Although he’d tested the color scheme in a variety of applications, Schoonover initially released themes for only a few tools he used in his own work, like the code editor Vim and the text-based email client Mutt. He announced the release of Solarized on the Vim mailing list; soon after, the project hit the front page of the online community Hacker News. It was an immediate hit with programmers, who soon went to work adapting it to other programming tools beyond those Schoonover initially supported. In 2013, Solarized Dark appeared on the monitors of developers in a Facebook commercial—watch for those dark rectangles on the screens and notice the faintly colored lines that cross them.
Solarized is slowly starting to find its way into applications for non-geeks. Ulysses, a writing application for MacOS, includes Solarized themes as an option. The color scheme was used for many of the graphics in the videogame N++ in 2014. The note-taking app MicroPad even advertises Solarized as a feature on its website. “Solarized Dark for MicroPad is especially useful for late-night studying, which I do more often than I would like to admit,” says MicroPad creator Nick Webster, a computer science student at Victoria University in Wellington, New Zealand.
But it still hasn’t really crossed over to the mainstream as a color scheme for, say, a major web application or software suite. “When Apple introduced dark mode for MacOS, I thought it was cool,” says Bir, the Virginia programmer and artist. “But I wish it was Solarized.”

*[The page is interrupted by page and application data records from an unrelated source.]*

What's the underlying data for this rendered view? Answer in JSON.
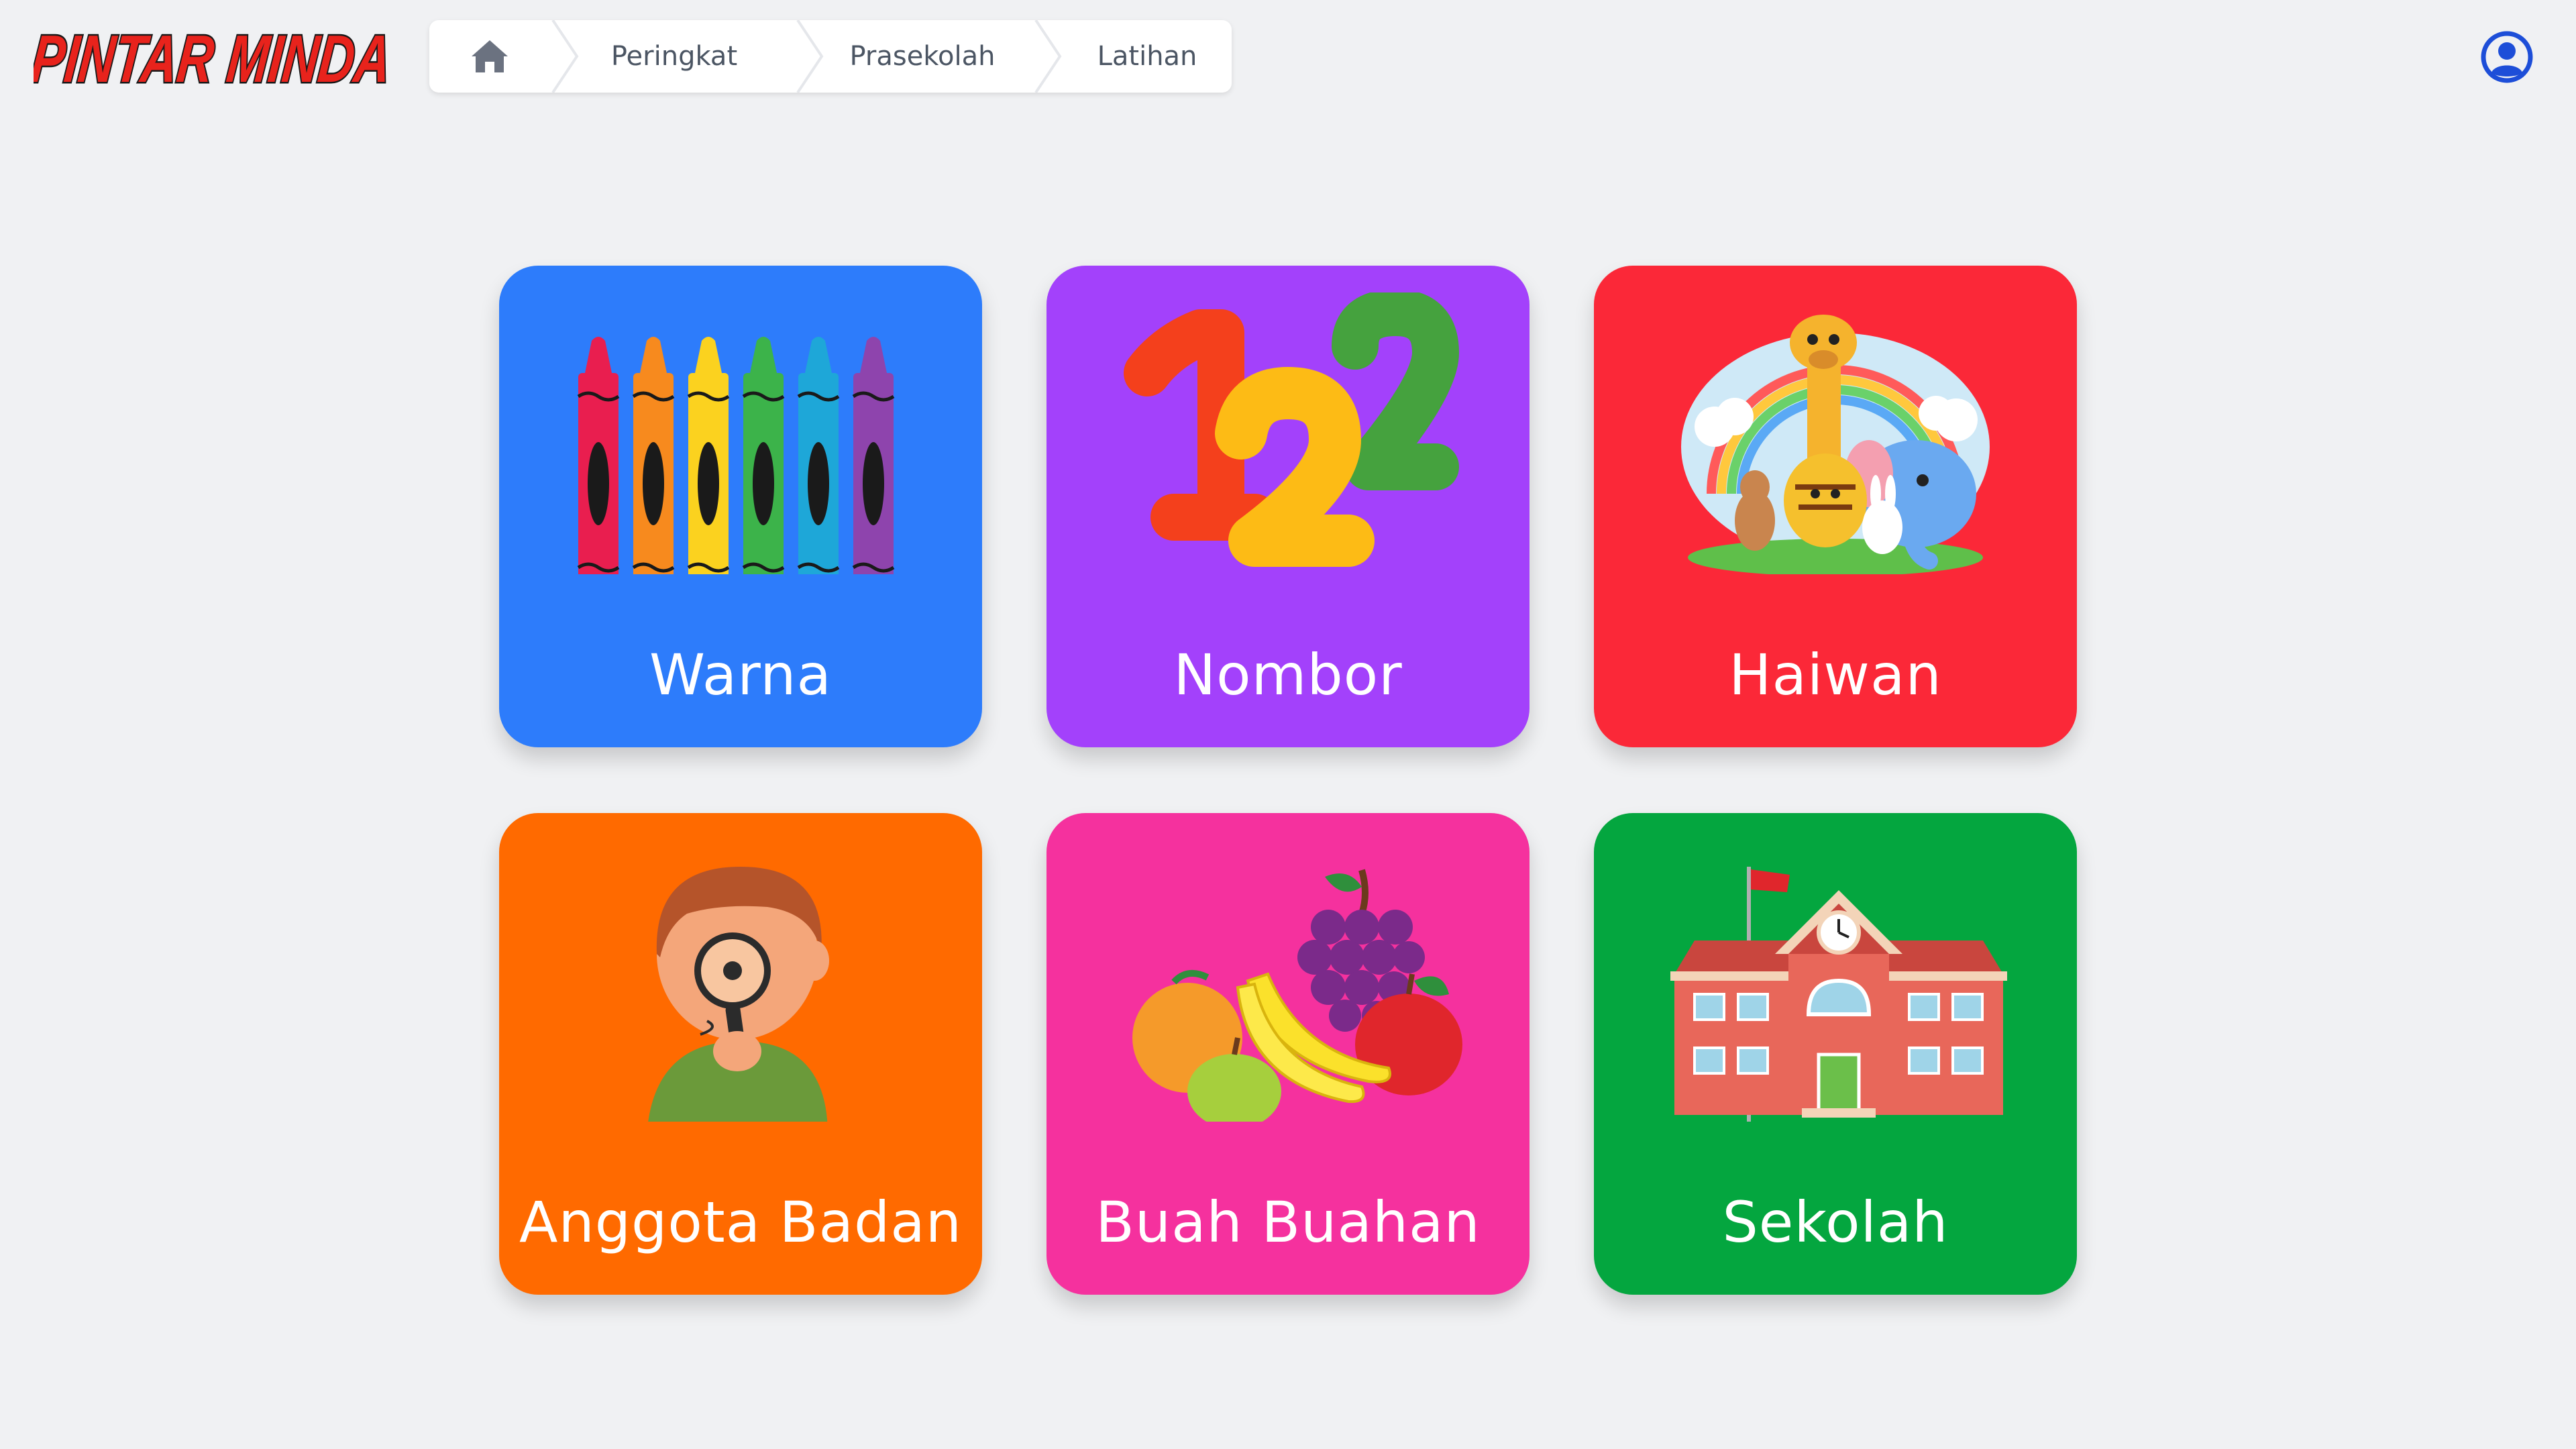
{
  "header": {
    "logo_text": "PINTAR MINDA",
    "breadcrumb": [
      {
        "label": "Peringkat"
      },
      {
        "label": "Prasekolah"
      },
      {
        "label": "Latihan"
      }
    ]
  },
  "tiles": [
    {
      "label": "Warna",
      "color": "#2d7cfb"
    },
    {
      "label": "Nombor",
      "color": "#a341fb"
    },
    {
      "label": "Haiwan",
      "color": "#fb2838"
    },
    {
      "label": "Anggota Badan",
      "color": "#ff6a00"
    },
    {
      "label": "Buah Buahan",
      "color": "#f5319e"
    },
    {
      "label": "Sekolah",
      "color": "#04a63f"
    }
  ],
  "icons": [
    "home-icon",
    "user-icon",
    "crayons-icon",
    "numbers-123-icon",
    "animals-icon",
    "boy-magnifier-icon",
    "fruits-icon",
    "school-building-icon"
  ]
}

With more applications, like Google Chrome, Facebook Messenger, and Slack, releasing dark-mode themes, though, Solarized just might have its day in the sun.